Residents Complain of Pesky, Privacy-Invading Drones

A drone

After one person complained on local social media last week about a drone violating his privacy by hovering outside his bedroom on Point Dume, several dozen others chimed in to share their frustration. Residents from western Malibu to the Malibu Pier, mainly along the coast, reported that drones are an annoyance—at times, even a danger.

While drones have various commercial uses, it seems obvious that it’s probably hobbyists and not commercial users who are generally the ones guilty of using drones to buzz Malibu residents. And those hobbyists are not necessarily the neighbors—some may be visitors to the coast testing out their new toys.

“I woke up at 6 a.m. this morning and saw a drone hovering outside my bedroom … I ran outside and pretended to throw rocks at it, and the operator quickly flew it south,” wrote resident, John Lewis. “I was furious. This is the third time I’ve encountered this since Sept. 1 when I moved in. What angers me the most is that it appeared to fly back to a [neighbor’s house], but I can’t prove it.”

In a phone interview, Lewis elaborated.

“I feel your privacy is your privacy,” he said. “At least in your own home, you shouldn’t have to be subjected to this.” Plus, he has a teenaged daughter to look out for.

Another resident, Roni Serrato, wrote, “I have the same issue. I’m next to the pier. I understand some photographers come to shoot the surfers, which is fine, however there is no surfing above my deck! The drones are literally within five feet of my deck rail. I’ve called the sheriff and they said there’s nothing they can do. I’ve deterred the drones with a sharp blast of the garden hose.”

What can be done to stop these privacy-invading nuisances? Locals suggest everything from paintball to super-soaker hoses to strategically placed fishing line. But seriously, as irritating as a drone can be, it is illegal to damage it, even if you catch it outside your bedroom window.

There are a whole host of federal, state and agency rules and regulations on drone usage that can vary from location to location. The City of Malibu has no specific rules, deferring to state and federal guidelines. Drones are banned from Malibu-area state parks and national recreation area property because they disturb wildlife and could cause fires. The Audubon Society has reported that no drones are allowed between PCH and the coast.

It is illegal to shoot down a drone that is over your property, because the Federal Aviation Administration (FAA) considers it to be an “aircraft,” which federal law dictates it is illegal to shoot down. Shooting it down, damaging it or confiscating it could result in prosecution.

And yes, a drone is allowed to fly over your home/property because the FAA controls the air above your home; property lines don’t extend into the sky. However, drones are prohibited from flying above 400 feet up to avoid interfering with flights.

There are devices on the market that can jam the radio signals that control a drone, as well as lasers that can blind a drone’s camera, but these devices are illegal in many cases.
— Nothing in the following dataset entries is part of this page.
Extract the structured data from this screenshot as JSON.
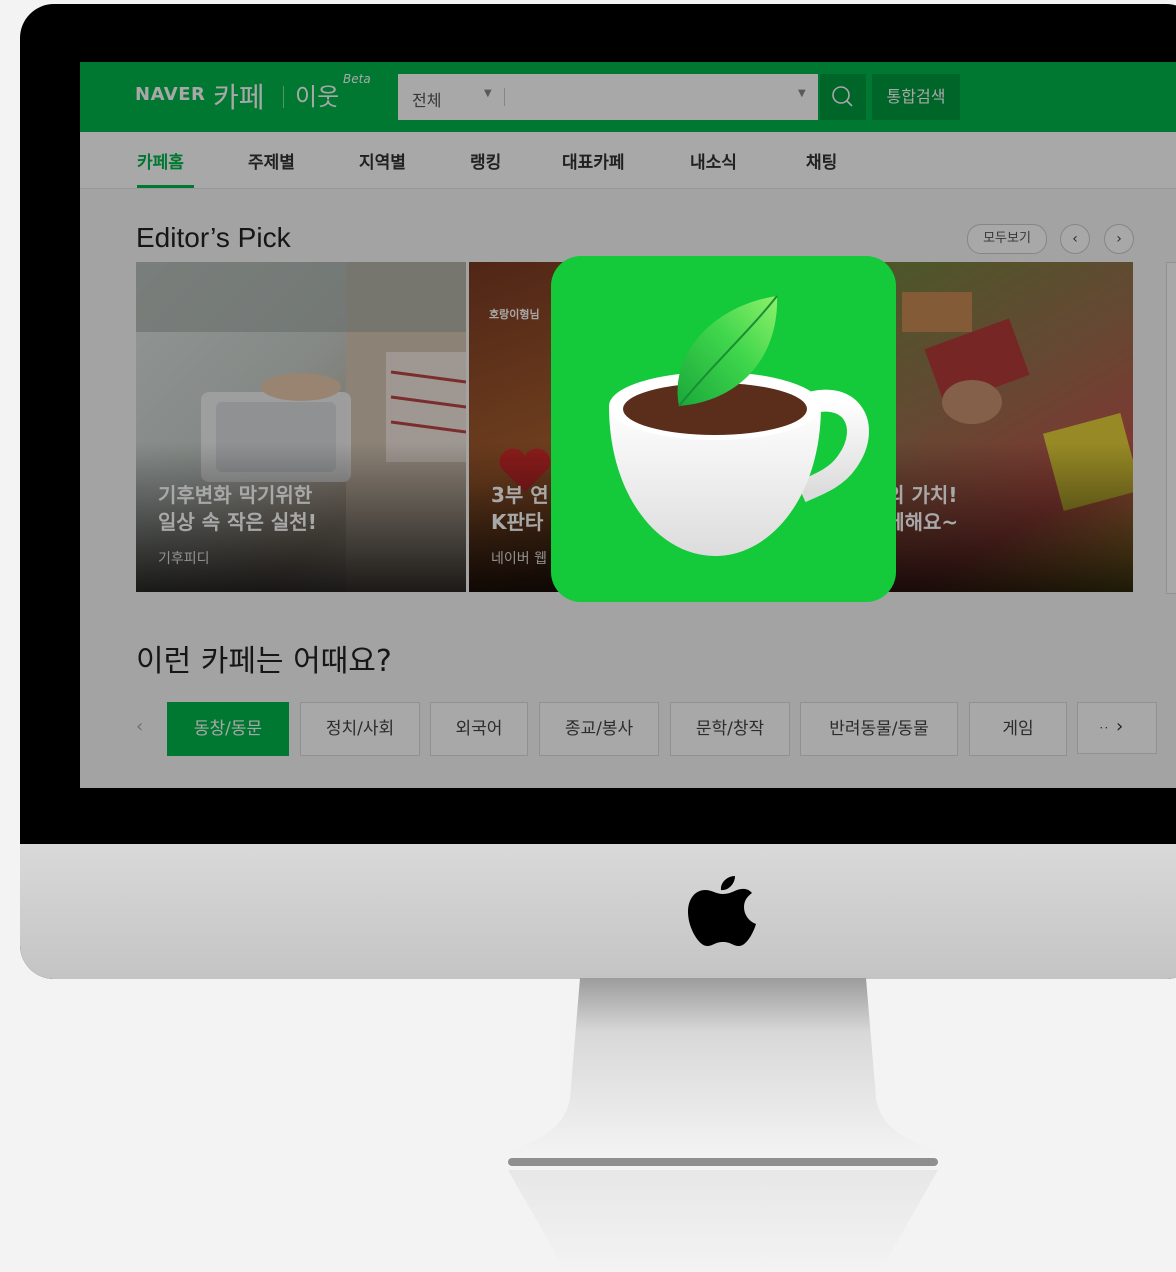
{
  "colors": {
    "accent": "#03b74b",
    "dark_accent": "#019a3e",
    "app_icon_bg": "#14c93a"
  },
  "header": {
    "naver": "NAVER",
    "cafe": "카페",
    "neighbor": "이웃",
    "beta": "Beta",
    "search": {
      "category": "전체",
      "value": "",
      "placeholder": ""
    },
    "search_icon": "search-icon",
    "total_search": "통합검색"
  },
  "nav": {
    "items": [
      "카페홈",
      "주제별",
      "지역별",
      "랭킹",
      "대표카페",
      "내소식",
      "채팅"
    ],
    "active": "카페홈"
  },
  "editors_pick": {
    "title": "Editor’s Pick",
    "view_all": "모두보기",
    "prev": "‹",
    "next": "›",
    "cards": [
      {
        "title": "기후변화 막기위한\n일상 속 작은 실천!",
        "sub": "기후피디"
      },
      {
        "title": "3부 연\nK판타",
        "sub": "네이버 웹",
        "tag": "호랑이형님"
      },
      {
        "title": "는 독서의 가치!\n들과 함께해요~",
        "sub": ""
      }
    ]
  },
  "recommend": {
    "title": "이런 카페는 어때요?",
    "prev": "‹",
    "next": "›",
    "chips": [
      "동창/동문",
      "정치/사회",
      "외국어",
      "종교/봉사",
      "문학/창작",
      "반려동물/동물",
      "게임",
      "ᆢ"
    ],
    "active": "동창/동문"
  },
  "overlay": {
    "icon": "naver-cafe-app-icon"
  },
  "device": {
    "logo": "apple-logo-icon"
  }
}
There are no criminal statutes in California for drone operators, but there are civil codes that apply. California state privacy laws would forbid using drones to photograph another person without their consent. A case of “private nuisance” can be brought against unwanted drone usage related to noise. It is even possible to get a temporary restraining order against a drone operator based on harassment.

In addition, regardless of the cause, if a falling drone injures someone, it could lead to a personal injury lawsuit or a product liability case.

On Dec. 28, 2020, the FAA announced some new rules for drones. As reported by Aviation Today, drone manufacturers will have 18 months to begin making drones with remote ID (equipment that broadcasts identification, location and control station), and operators will have one year after that to start using it. Remote ID will allow public safety officers to request the identity of a drone’s owner from the FAA.

In another month, new rules will require that drones used at night include flashing lights that can be seen from as far as three miles away, that some operators will need special training and that small drones flying over people cannot have rotating parts capable of cutting skin.

All drones must now be registered with the FAA except those weighing .55 pounds or less and used exclusively for recreational purposes. Only commercial drone pilots are required to have a license.